[ASSIGNMENT]:
A word-for-word restatement of the whole listing is the expected answer.

——————————

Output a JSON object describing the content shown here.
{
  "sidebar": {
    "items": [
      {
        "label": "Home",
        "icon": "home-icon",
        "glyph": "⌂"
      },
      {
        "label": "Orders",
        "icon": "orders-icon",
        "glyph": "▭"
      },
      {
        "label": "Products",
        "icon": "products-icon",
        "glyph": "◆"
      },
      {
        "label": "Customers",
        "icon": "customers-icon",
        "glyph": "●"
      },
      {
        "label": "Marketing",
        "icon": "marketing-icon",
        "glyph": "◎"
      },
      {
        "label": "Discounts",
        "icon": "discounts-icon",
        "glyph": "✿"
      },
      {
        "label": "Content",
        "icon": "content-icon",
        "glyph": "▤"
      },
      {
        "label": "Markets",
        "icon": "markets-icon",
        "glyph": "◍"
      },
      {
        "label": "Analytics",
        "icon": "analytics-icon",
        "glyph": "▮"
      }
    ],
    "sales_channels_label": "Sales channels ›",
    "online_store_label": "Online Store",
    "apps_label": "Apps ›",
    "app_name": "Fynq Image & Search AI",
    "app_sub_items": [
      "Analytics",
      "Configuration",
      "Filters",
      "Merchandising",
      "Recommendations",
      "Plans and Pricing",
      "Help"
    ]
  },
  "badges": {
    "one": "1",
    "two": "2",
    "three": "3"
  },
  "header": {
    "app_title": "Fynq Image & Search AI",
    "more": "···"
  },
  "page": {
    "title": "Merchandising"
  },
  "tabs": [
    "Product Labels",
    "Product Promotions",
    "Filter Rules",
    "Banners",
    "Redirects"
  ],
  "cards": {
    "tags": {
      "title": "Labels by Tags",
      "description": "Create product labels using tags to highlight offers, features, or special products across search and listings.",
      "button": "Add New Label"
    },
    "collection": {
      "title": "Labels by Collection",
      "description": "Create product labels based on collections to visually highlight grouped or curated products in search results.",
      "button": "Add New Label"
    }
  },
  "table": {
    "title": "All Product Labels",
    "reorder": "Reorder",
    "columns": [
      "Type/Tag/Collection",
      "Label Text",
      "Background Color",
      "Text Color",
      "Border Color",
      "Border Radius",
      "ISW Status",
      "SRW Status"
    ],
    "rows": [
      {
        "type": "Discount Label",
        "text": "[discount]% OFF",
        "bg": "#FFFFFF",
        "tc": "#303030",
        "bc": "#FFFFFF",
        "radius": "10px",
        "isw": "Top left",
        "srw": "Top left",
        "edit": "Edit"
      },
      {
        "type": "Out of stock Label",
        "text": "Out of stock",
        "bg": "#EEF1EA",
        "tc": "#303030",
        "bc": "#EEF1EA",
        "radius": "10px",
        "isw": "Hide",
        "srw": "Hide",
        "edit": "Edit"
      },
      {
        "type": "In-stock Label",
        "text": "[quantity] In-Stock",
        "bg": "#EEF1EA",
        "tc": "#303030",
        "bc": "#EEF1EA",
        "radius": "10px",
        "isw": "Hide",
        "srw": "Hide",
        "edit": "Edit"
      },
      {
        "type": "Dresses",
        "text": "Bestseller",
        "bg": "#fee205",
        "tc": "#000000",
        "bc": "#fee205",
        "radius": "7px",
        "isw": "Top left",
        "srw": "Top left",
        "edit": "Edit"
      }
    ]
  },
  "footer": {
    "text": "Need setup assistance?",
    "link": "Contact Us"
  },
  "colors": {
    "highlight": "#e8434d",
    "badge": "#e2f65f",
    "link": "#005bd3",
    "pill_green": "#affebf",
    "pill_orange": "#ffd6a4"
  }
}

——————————

[SOLUTION TO THIS TASK]:
Output a JSON object describing the content shown here.
{
  "sidebar": {
    "items": [
      {
        "label": "Home",
        "icon": "home-icon",
        "glyph": "⌂"
      },
      {
        "label": "Orders",
        "icon": "orders-icon",
        "glyph": "▭"
      },
      {
        "label": "Products",
        "icon": "products-icon",
        "glyph": "◆"
      },
      {
        "label": "Customers",
        "icon": "customers-icon",
        "glyph": "●"
      },
      {
        "label": "Marketing",
        "icon": "marketing-icon",
        "glyph": "◎"
      },
      {
        "label": "Discounts",
        "icon": "discounts-icon",
        "glyph": "✿"
      },
      {
        "label": "Content",
        "icon": "content-icon",
        "glyph": "▤"
      },
      {
        "label": "Markets",
        "icon": "markets-icon",
        "glyph": "◍"
      },
      {
        "label": "Analytics",
        "icon": "analytics-icon",
        "glyph": "▮"
      }
    ],
    "sales_channels_label": "Sales channels ›",
    "online_store_label": "Online Store",
    "apps_label": "Apps ›",
    "app_name": "Fynq Image & Search AI",
    "app_sub_items": [
      "Analytics",
      "Configuration",
      "Filters",
      "Merchandising",
      "Recommendations",
      "Plans and Pricing",
      "Help"
    ]
  },
  "badges": {
    "one": "1",
    "two": "2",
    "three": "3"
  },
  "header": {
    "app_title": "Fynq Image & Search AI",
    "more": "···"
  },
  "page": {
    "title": "Merchandising"
  },
  "tabs": [
    "Product Labels",
    "Product Promotions",
    "Filter Rules",
    "Banners",
    "Redirects"
  ],
  "cards": {
    "tags": {
      "title": "Labels by Tags",
      "description": "Create product labels using tags to highlight offers, features, or special products across search and listings.",
      "button": "Add New Label"
    },
    "collection": {
      "title": "Labels by Collection",
      "description": "Create product labels based on collections to visually highlight grouped or curated products in search results.",
      "button": "Add New Label"
    }
  },
  "table": {
    "title": "All Product Labels",
    "reorder": "Reorder",
    "columns": [
      "Type/Tag/Collection",
      "Label Text",
      "Background Color",
      "Text Color",
      "Border Color",
      "Border Radius",
      "ISW Status",
      "SRW Status"
    ],
    "rows": [
      {
        "type": "Discount Label",
        "text": "[discount]% OFF",
        "bg": "#FFFFFF",
        "tc": "#303030",
        "bc": "#FFFFFF",
        "radius": "10px",
        "isw": "Top left",
        "srw": "Top left",
        "edit": "Edit"
      },
      {
        "type": "Out of stock Label",
        "text": "Out of stock",
        "bg": "#EEF1EA",
        "tc": "#303030",
        "bc": "#EEF1EA",
        "radius": "10px",
        "isw": "Hide",
        "srw": "Hide",
        "edit": "Edit"
      },
      {
        "type": "In-stock Label",
        "text": "[quantity] In-Stock",
        "bg": "#EEF1EA",
        "tc": "#303030",
        "bc": "#EEF1EA",
        "radius": "10px",
        "isw": "Hide",
        "srw": "Hide",
        "edit": "Edit"
      },
      {
        "type": "Dresses",
        "text": "Bestseller",
        "bg": "#fee205",
        "tc": "#000000",
        "bc": "#fee205",
        "radius": "7px",
        "isw": "Top left",
        "srw": "Top left",
        "edit": "Edit"
      }
    ]
  },
  "footer": {
    "text": "Need setup assistance?",
    "link": "Contact Us"
  },
  "colors": {
    "highlight": "#e8434d",
    "badge": "#e2f65f",
    "link": "#005bd3",
    "pill_green": "#affebf",
    "pill_orange": "#ffd6a4"
  }
}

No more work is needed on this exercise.